This Sunday, the Pentagon confirmed that it activated the Civil Reserve Air Fleet (CRAF) to support the transport of Afghan refugees from the American bases where they are being sheltered after being evacuated from Kabul.
The announcement means that six commercial airlines —American Airlines, Atlas Air, Delta Airlines, Omni Air, Hawaiian Airlines and United Airlines— will lend their aircraft to transport the refugees. The commercial planes would not fly to Kabul, but to the American bases where the thousands of Afghan expatriates are housed in Germany, Qatar and Bahrain.
This is the third time in 70 years of its existence that the Pentagon has made use of the CRAF program. According to Secretary of Defense Lloyd J. Austin III, “CRAF activation provides the Department of Defense access to commercial air mobility resources to augment our support to the State Department in the evacuation of Americans, SIV’s [special immigrant visa holders] and other at-risk Afghans.”
The operation involves 18 aircraft, with American Airlines, Atlas, Delta and Omni airlines each supplying 3 aircraft. Hawaiian Airlines 2 aircraft and United Airlines 4 aircraft.
The U.S. has deployed more than a dozen C-17 aircraft to evacuate American and Afghan citizens. Some flights have taken off with as many as 400 passengers sitting on the floor of the giant military aircraft. These large cargo planes lack the sanitary facilities to make a flight across the Atlantic, so Afghan refugees have had to be placed at American bases across Eurasia.
The activation of CRAF, is the latest action by the Biden administration to evacuate tens of thousands of Afghan refugees who continue to pile up at the Kabul airport, a week after the collapse of the U.S.-backed Ashraf Ghani government.
The CRAF program was established after the West Berlin crisis when the Soviet Union blocked land access to the city, so the U.S. had to create an air bridge to get supplies into the city. The other two times the CRAF program has been used were during the Gulf crisis in 1990/91 and at the beginning of the invasion of Iraq.
Chaos continues at Kabul airport
In the last 24 hours the U.S. has evacuated 8,000 people from Afghanistan on more than 60 flights to date.

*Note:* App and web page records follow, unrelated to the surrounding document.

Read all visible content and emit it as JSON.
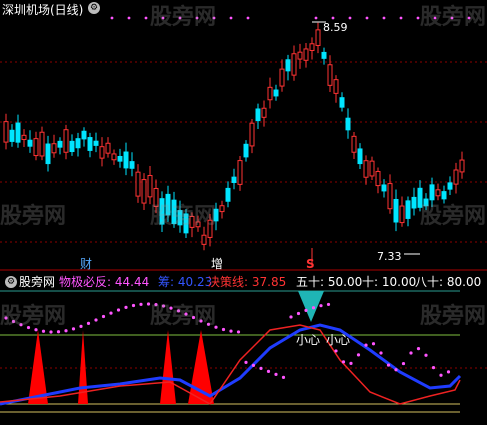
{
  "header": {
    "title": "深圳机场(日线)"
  },
  "price_panel": {
    "high_label": "8.59",
    "low_label": "7.33",
    "markers": [
      "财",
      "增",
      "S"
    ]
  },
  "indicator_panel": {
    "name": "股旁网",
    "labels": [
      "物极必反: 44.44",
      "筹: 40.23",
      "决策线: 37.85",
      "五十: 50.00",
      "十: 10.00",
      "八十: 80.00"
    ],
    "warnings": [
      "小心",
      "小心"
    ]
  },
  "watermark": "股旁网",
  "colors": {
    "up": "#ff3333",
    "down": "#00e5ff",
    "magenta": "#ff55ff",
    "blue": "#1f3cff",
    "grid": "#8b0000"
  },
  "icons": [
    "gear-icon",
    "gear-icon"
  ]
}
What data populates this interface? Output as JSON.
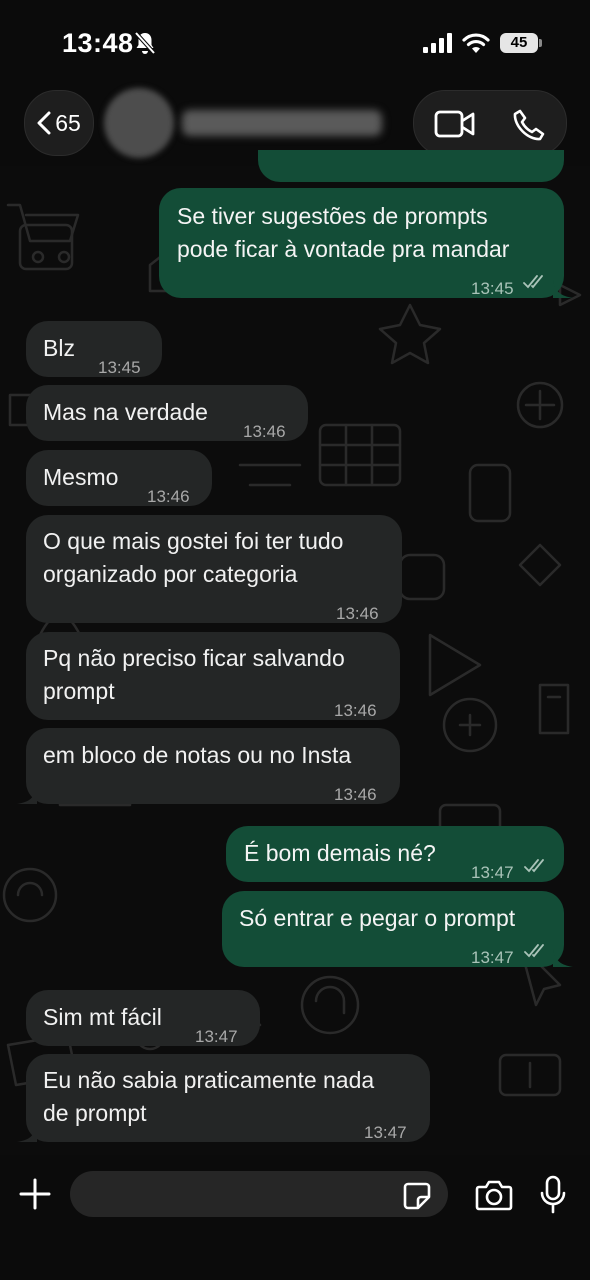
{
  "status_bar": {
    "time": "13:48",
    "battery": "45",
    "icons": [
      "bell-slash-icon",
      "signal-icon",
      "wifi-icon",
      "battery-icon"
    ]
  },
  "header": {
    "back_count": "65",
    "icons": [
      "chevron-left-icon",
      "video-call-icon",
      "phone-call-icon"
    ]
  },
  "messages": [
    {
      "dir": "out",
      "lines": [
        "Se tiver sugestões de prompts",
        "pode ficar à vontade pra mandar"
      ],
      "time": "13:45",
      "read": true
    },
    {
      "dir": "in",
      "lines": [
        "Blz"
      ],
      "time": "13:45"
    },
    {
      "dir": "in",
      "lines": [
        "Mas na verdade"
      ],
      "time": "13:46"
    },
    {
      "dir": "in",
      "lines": [
        "Mesmo"
      ],
      "time": "13:46"
    },
    {
      "dir": "in",
      "lines": [
        "O que mais gostei foi ter tudo",
        "organizado por categoria"
      ],
      "time": "13:46"
    },
    {
      "dir": "in",
      "lines": [
        "Pq não preciso ficar salvando",
        "prompt"
      ],
      "time": "13:46"
    },
    {
      "dir": "in",
      "lines": [
        "em bloco de notas ou no Insta"
      ],
      "time": "13:46"
    },
    {
      "dir": "out",
      "lines": [
        "É bom demais né?"
      ],
      "time": "13:47",
      "read": true
    },
    {
      "dir": "out",
      "lines": [
        "Só entrar e pegar o prompt"
      ],
      "time": "13:47",
      "read": true
    },
    {
      "dir": "in",
      "lines": [
        "Sim mt fácil"
      ],
      "time": "13:47"
    },
    {
      "dir": "in",
      "lines": [
        "Eu não sabia praticamente nada",
        "de prompt"
      ],
      "time": "13:47"
    }
  ],
  "input_bar": {
    "placeholder": "",
    "icons": [
      "plus-icon",
      "sticker-icon",
      "camera-icon",
      "microphone-icon"
    ]
  },
  "colors": {
    "background": "#0b0b0b",
    "incoming_bubble": "#242626",
    "outgoing_bubble": "#134d37",
    "read_ticks": "#a9c3b8"
  }
}
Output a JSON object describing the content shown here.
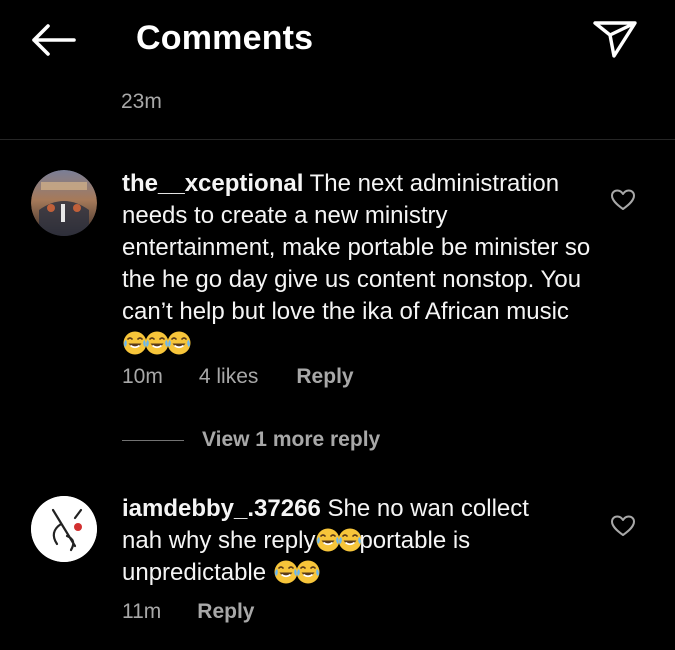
{
  "header": {
    "title": "Comments",
    "back_icon": "arrow-left-icon",
    "share_icon": "paper-plane-icon"
  },
  "top_timestamp": "23m",
  "comments": [
    {
      "username": "the__xceptional",
      "text": "The next administration needs to create a new ministry entertainment, make portable be minister so the he go day give us content nonstop. You can’t help but love the ika of African music",
      "emoji_count": 3,
      "time": "10m",
      "likes": "4 likes",
      "reply_label": "Reply",
      "view_more_label": "View 1 more reply"
    },
    {
      "username": "iamdebby_.37266",
      "text_part1": "She no wan collect nah why she reply",
      "text_part2": "portable is unpredictable",
      "time": "11m",
      "reply_label": "Reply"
    }
  ],
  "colors": {
    "background": "#000000",
    "text": "#f5f5f5",
    "secondary_text": "#a8a8a8",
    "divider": "#262626"
  }
}
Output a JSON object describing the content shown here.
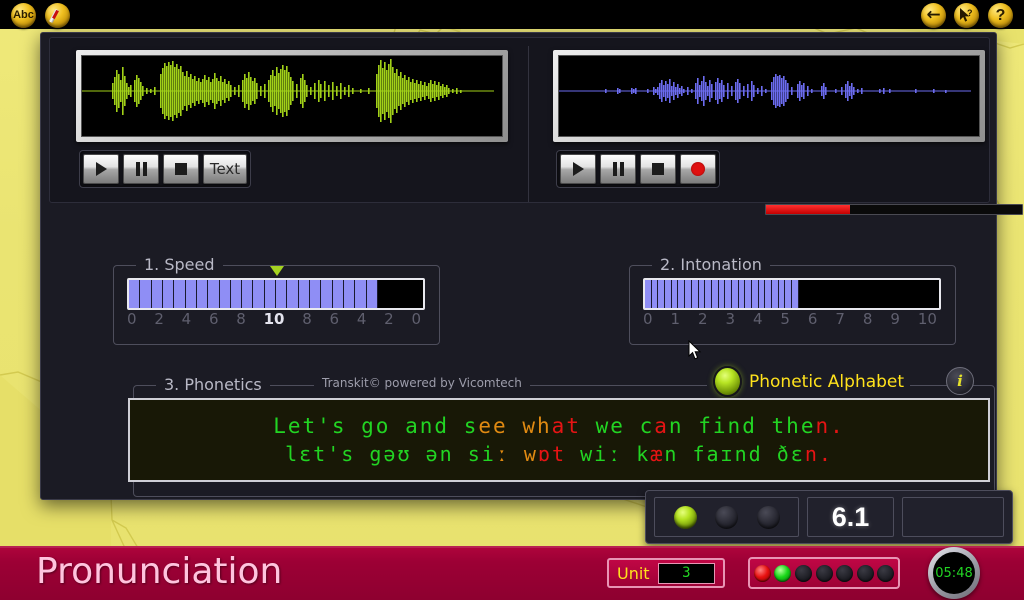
{
  "topbar": {
    "left_buttons": [
      {
        "name": "abc-button",
        "label": "Abc",
        "icon": "abc-icon"
      },
      {
        "name": "pen-button",
        "label": "",
        "icon": "pen-icon"
      }
    ],
    "right_buttons": [
      {
        "name": "back-button",
        "label": "←",
        "icon": "arrow-left-icon"
      },
      {
        "name": "help-cursor-button",
        "label": "",
        "icon": "cursor-question-icon"
      },
      {
        "name": "help-button",
        "label": "?",
        "icon": "question-mark-icon"
      }
    ]
  },
  "model_audio": {
    "panel_name": "model-waveform",
    "waveform_color": "#9 acd",
    "color": "#a2d118",
    "transport": [
      {
        "name": "play-button",
        "icon": "play-icon",
        "label": ""
      },
      {
        "name": "pause-button",
        "icon": "pause-icon",
        "label": ""
      },
      {
        "name": "stop-button",
        "icon": "stop-icon",
        "label": ""
      },
      {
        "name": "text-button",
        "icon": "text-icon",
        "label": "Text"
      }
    ]
  },
  "user_audio": {
    "panel_name": "user-waveform",
    "color": "#6c6cf0",
    "transport": [
      {
        "name": "play-button",
        "icon": "play-icon",
        "label": ""
      },
      {
        "name": "pause-button",
        "icon": "pause-icon",
        "label": ""
      },
      {
        "name": "stop-button",
        "icon": "stop-icon",
        "label": ""
      },
      {
        "name": "record-button",
        "icon": "record-icon",
        "label": ""
      }
    ],
    "level_percent": 33,
    "level_color": "#e01010"
  },
  "speed": {
    "title": "1. Speed",
    "segments_total": 26,
    "segments_filled": 22,
    "marker_position_percent": 51,
    "scale": [
      "0",
      "2",
      "4",
      "6",
      "8",
      "10",
      "8",
      "6",
      "4",
      "2",
      "0"
    ],
    "scale_highlight_index": 5,
    "bar_color": "#8f8ef5"
  },
  "intonation": {
    "title": "2. Intonation",
    "segments_total": 44,
    "segments_filled": 23,
    "scale": [
      "0",
      "1",
      "2",
      "3",
      "4",
      "5",
      "6",
      "7",
      "8",
      "9",
      "10"
    ],
    "scale_highlight_index": -1,
    "bar_color": "#8f8ef5"
  },
  "phonetics": {
    "title": "3. Phonetics",
    "credit": "Transkit© powered by Vicomtech",
    "alphabet_toggle_label": "Phonetic Alphabet",
    "alphabet_toggle_state": "on",
    "info_label": "i",
    "orthographic_line": [
      {
        "text": "L",
        "color": "green"
      },
      {
        "text": "e",
        "color": "green"
      },
      {
        "text": "t",
        "color": "green"
      },
      {
        "text": "'",
        "color": "green"
      },
      {
        "text": "s",
        "color": "green"
      },
      {
        "text": " ",
        "color": "green"
      },
      {
        "text": "g",
        "color": "green"
      },
      {
        "text": "o",
        "color": "green"
      },
      {
        "text": " ",
        "color": "green"
      },
      {
        "text": "a",
        "color": "green"
      },
      {
        "text": "n",
        "color": "green"
      },
      {
        "text": "d",
        "color": "green"
      },
      {
        "text": " ",
        "color": "green"
      },
      {
        "text": "s",
        "color": "green"
      },
      {
        "text": "e",
        "color": "orange"
      },
      {
        "text": "e",
        "color": "orange"
      },
      {
        "text": " ",
        "color": "green"
      },
      {
        "text": "w",
        "color": "orange"
      },
      {
        "text": "h",
        "color": "orange"
      },
      {
        "text": "a",
        "color": "red"
      },
      {
        "text": "t",
        "color": "red"
      },
      {
        "text": " ",
        "color": "green"
      },
      {
        "text": "w",
        "color": "green"
      },
      {
        "text": "e",
        "color": "green"
      },
      {
        "text": " ",
        "color": "green"
      },
      {
        "text": "c",
        "color": "green"
      },
      {
        "text": "a",
        "color": "red"
      },
      {
        "text": "n",
        "color": "green"
      },
      {
        "text": " ",
        "color": "green"
      },
      {
        "text": "f",
        "color": "green"
      },
      {
        "text": "i",
        "color": "green"
      },
      {
        "text": "n",
        "color": "green"
      },
      {
        "text": "d",
        "color": "green"
      },
      {
        "text": " ",
        "color": "green"
      },
      {
        "text": "t",
        "color": "green"
      },
      {
        "text": "h",
        "color": "green"
      },
      {
        "text": "e",
        "color": "green"
      },
      {
        "text": "n",
        "color": "red"
      },
      {
        "text": ".",
        "color": "red"
      }
    ],
    "ipa_line": [
      {
        "text": "l",
        "color": "green"
      },
      {
        "text": "ɛ",
        "color": "green"
      },
      {
        "text": "t",
        "color": "green"
      },
      {
        "text": "'",
        "color": "green"
      },
      {
        "text": "s",
        "color": "green"
      },
      {
        "text": " ",
        "color": "green"
      },
      {
        "text": "g",
        "color": "green"
      },
      {
        "text": "ə",
        "color": "green"
      },
      {
        "text": "ʊ",
        "color": "green"
      },
      {
        "text": " ",
        "color": "green"
      },
      {
        "text": "ə",
        "color": "green"
      },
      {
        "text": "n",
        "color": "green"
      },
      {
        "text": " ",
        "color": "green"
      },
      {
        "text": "s",
        "color": "green"
      },
      {
        "text": "i",
        "color": "green"
      },
      {
        "text": "ː",
        "color": "orange"
      },
      {
        "text": " ",
        "color": "green"
      },
      {
        "text": "w",
        "color": "orange"
      },
      {
        "text": "ɒ",
        "color": "red"
      },
      {
        "text": "t",
        "color": "red"
      },
      {
        "text": " ",
        "color": "green"
      },
      {
        "text": "w",
        "color": "green"
      },
      {
        "text": "i",
        "color": "green"
      },
      {
        "text": "ː",
        "color": "green"
      },
      {
        "text": " ",
        "color": "green"
      },
      {
        "text": "k",
        "color": "green"
      },
      {
        "text": "æ",
        "color": "red"
      },
      {
        "text": "n",
        "color": "green"
      },
      {
        "text": " ",
        "color": "green"
      },
      {
        "text": "f",
        "color": "green"
      },
      {
        "text": "a",
        "color": "green"
      },
      {
        "text": "ɪ",
        "color": "green"
      },
      {
        "text": "n",
        "color": "green"
      },
      {
        "text": "d",
        "color": "green"
      },
      {
        "text": " ",
        "color": "green"
      },
      {
        "text": "ð",
        "color": "green"
      },
      {
        "text": "ɛ",
        "color": "green"
      },
      {
        "text": "n",
        "color": "red"
      },
      {
        "text": ".",
        "color": "red"
      }
    ]
  },
  "score": {
    "leds": [
      "on",
      "off",
      "off"
    ],
    "value": "6.1",
    "extra_box": ""
  },
  "footer": {
    "title": "Pronunciation",
    "unit_label": "Unit",
    "unit_value": "3",
    "progress_leds": [
      "red",
      "green",
      "off",
      "off",
      "off",
      "off",
      "off"
    ],
    "timer": "05:48"
  }
}
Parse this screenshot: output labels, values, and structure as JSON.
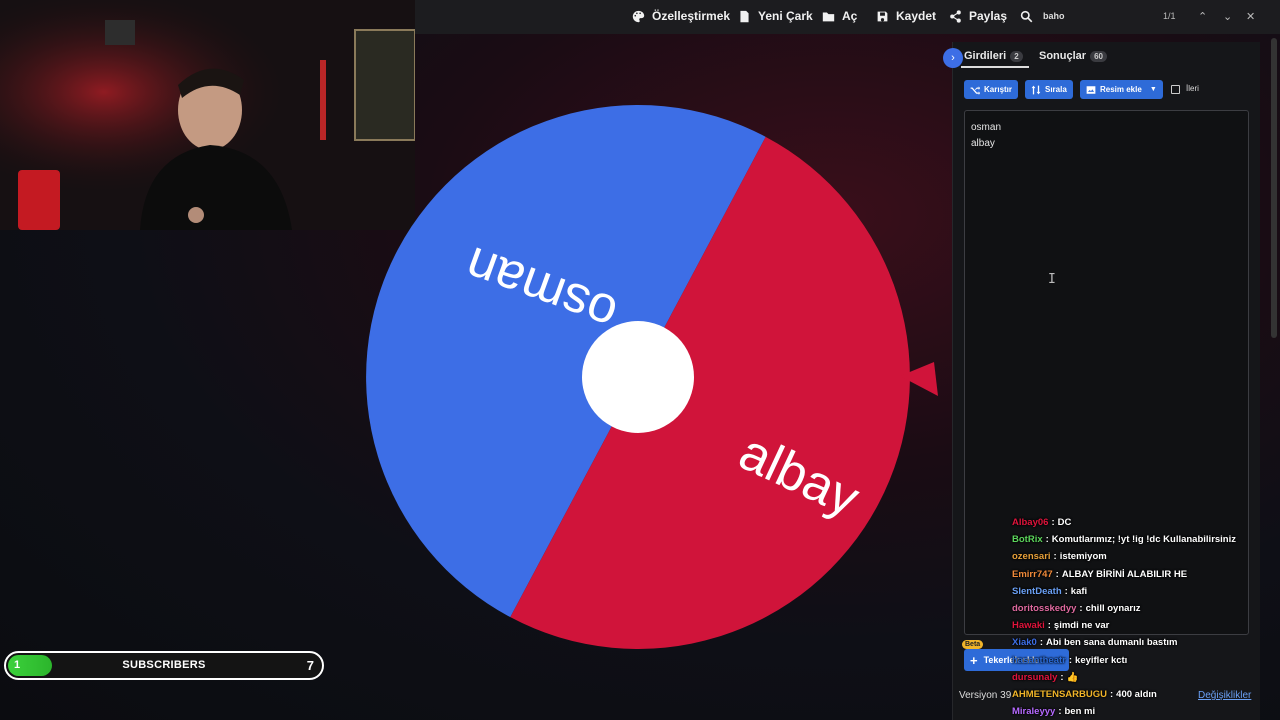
{
  "toolbar": {
    "customize_label": "Özelleştirmek",
    "new_wheel_label": "Yeni Çark",
    "open_label": "Aç",
    "save_label": "Kaydet",
    "share_label": "Paylaş"
  },
  "find": {
    "query": "baho",
    "count": "1/1"
  },
  "wheel": {
    "segments": [
      {
        "label": "osman",
        "color": "#3d6ee6"
      },
      {
        "label": "albay",
        "color": "#d0143a"
      }
    ],
    "hub_color": "#ffffff",
    "pointer_color": "#d0143a"
  },
  "panel": {
    "tab_entries": {
      "label": "Girdileri",
      "count": "2"
    },
    "tab_results": {
      "label": "Sonuçlar",
      "count": "60"
    },
    "shuffle_label": "Karıştır",
    "sort_label": "Sırala",
    "add_image_label": "Resim ekle",
    "advanced_label": "İleri",
    "entries_text": [
      "osman",
      "albay"
    ],
    "beta_label": "Beta",
    "add_wheel_label": "Tekerlek ekle",
    "version_label": "Versiyon 39",
    "changes_link": "Değişiklikler"
  },
  "chat": [
    {
      "user": "Albay06",
      "color": "#e0143c",
      "msg": "DC"
    },
    {
      "user": "BotRix",
      "color": "#5cd65c",
      "msg": "Komutlarımız; !yt !ig !dc Kullanabilirsiniz"
    },
    {
      "user": "ozensari",
      "color": "#e8a13a",
      "msg": "istemiyom"
    },
    {
      "user": "Emirr747",
      "color": "#f08a3a",
      "msg": "ALBAY BİRİNİ ALABILIR HE"
    },
    {
      "user": "SlentDeath",
      "color": "#6aa0f5",
      "msg": "kafi"
    },
    {
      "user": "doritosskedyy",
      "color": "#e06aa0",
      "msg": "chill oynarız"
    },
    {
      "user": "Hawaki",
      "color": "#e0143c",
      "msg": "şimdi ne var"
    },
    {
      "user": "Xiak0",
      "color": "#3d6ee6",
      "msg": "Abi ben sana dumanlı bastım"
    },
    {
      "user": "hasantheatr",
      "color": "#2a6bd8",
      "msg": "keyifler kctı"
    },
    {
      "user": "dursunaly",
      "color": "#e0143c",
      "msg": "👍"
    },
    {
      "user": "AHMETENSARBUGU",
      "color": "#f0b429",
      "msg": "400 aldın"
    },
    {
      "user": "Miraleyyy",
      "color": "#b56aff",
      "msg": "ben mi"
    }
  ],
  "subscribers": {
    "label": "SUBSCRIBERS",
    "current": "1",
    "goal": "7",
    "progress": 0.14
  }
}
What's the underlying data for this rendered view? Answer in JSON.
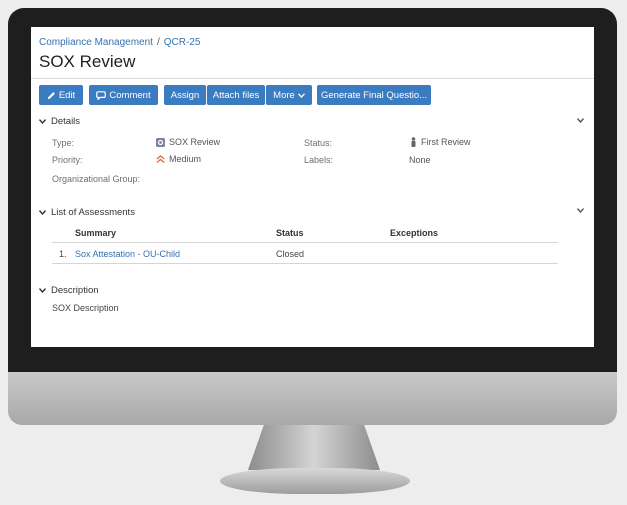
{
  "breadcrumb": {
    "project": "Compliance Management",
    "separator": "/",
    "issue_key": "QCR-25"
  },
  "page_title": "SOX Review",
  "toolbar": {
    "edit": "Edit",
    "comment": "Comment",
    "assign": "Assign",
    "attach": "Attach files",
    "more": "More",
    "generate": "Generate Final Questio..."
  },
  "details": {
    "heading": "Details",
    "type_label": "Type:",
    "type_value": "SOX Review",
    "status_label": "Status:",
    "status_value": "First Review",
    "priority_label": "Priority:",
    "priority_value": "Medium",
    "labels_label": "Labels:",
    "labels_value": "None",
    "org_group_label": "Organizational Group:"
  },
  "assessments": {
    "heading": "List of Assessments",
    "columns": {
      "summary": "Summary",
      "status": "Status",
      "exceptions": "Exceptions"
    },
    "rows": [
      {
        "index": "1.",
        "summary": "Sox Attestation - OU-Child",
        "status": "Closed",
        "exceptions": ""
      }
    ]
  },
  "description": {
    "heading": "Description",
    "text": "SOX Description"
  },
  "colors": {
    "link": "#3572b0",
    "button": "#3b7bbf",
    "priority": "#e8643c",
    "bezel": "#1e1e1e"
  },
  "icons": {
    "edit": "pencil-icon",
    "comment": "speech-bubble-icon",
    "more": "caret-down-icon",
    "type": "issue-type-icon",
    "status": "person-icon",
    "priority": "priority-medium-icon",
    "section": "chevron-down-icon"
  }
}
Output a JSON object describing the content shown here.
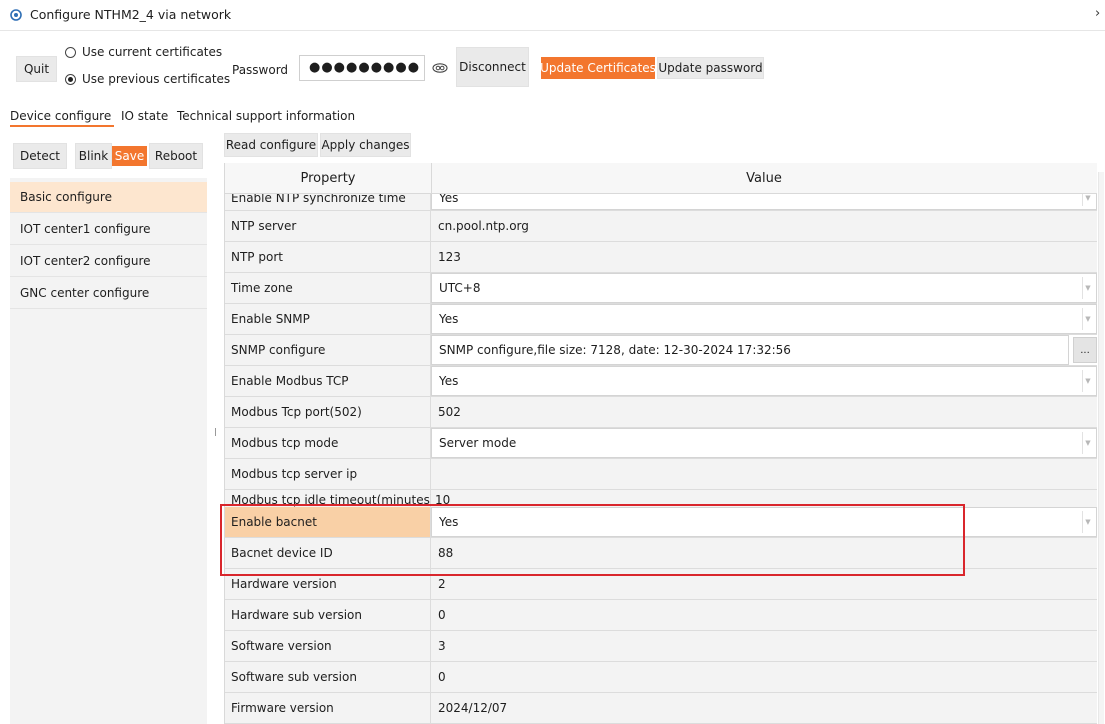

Since the Taliban began entering Kabul on August 14, more than 25,000 people have been evacuated in a joint effort by NATO countries.
Unfortunately chaos seems to be taking over and 7 people were suffocated and trampled to death in a stampede that occurred at the entrance gates of Kabul airport.
The State Department warned American citizens still in Afghanistan to avoid Kabul International Airport in fear of a potential Islamic State terrorist attack.
White House national security advisor Jake Sullivan said the U.S. military and intelligence departments are cooperating to prevent terrorist attacks at the Kabul airport.
Afghanistan has about 2.5 million registered refugees, 90% of whom are located in India and Pakistan. Currently, a dozen countries have agreed to host Afghan refugees temporarily, the rest of the world is preparing for a possible migration crisis.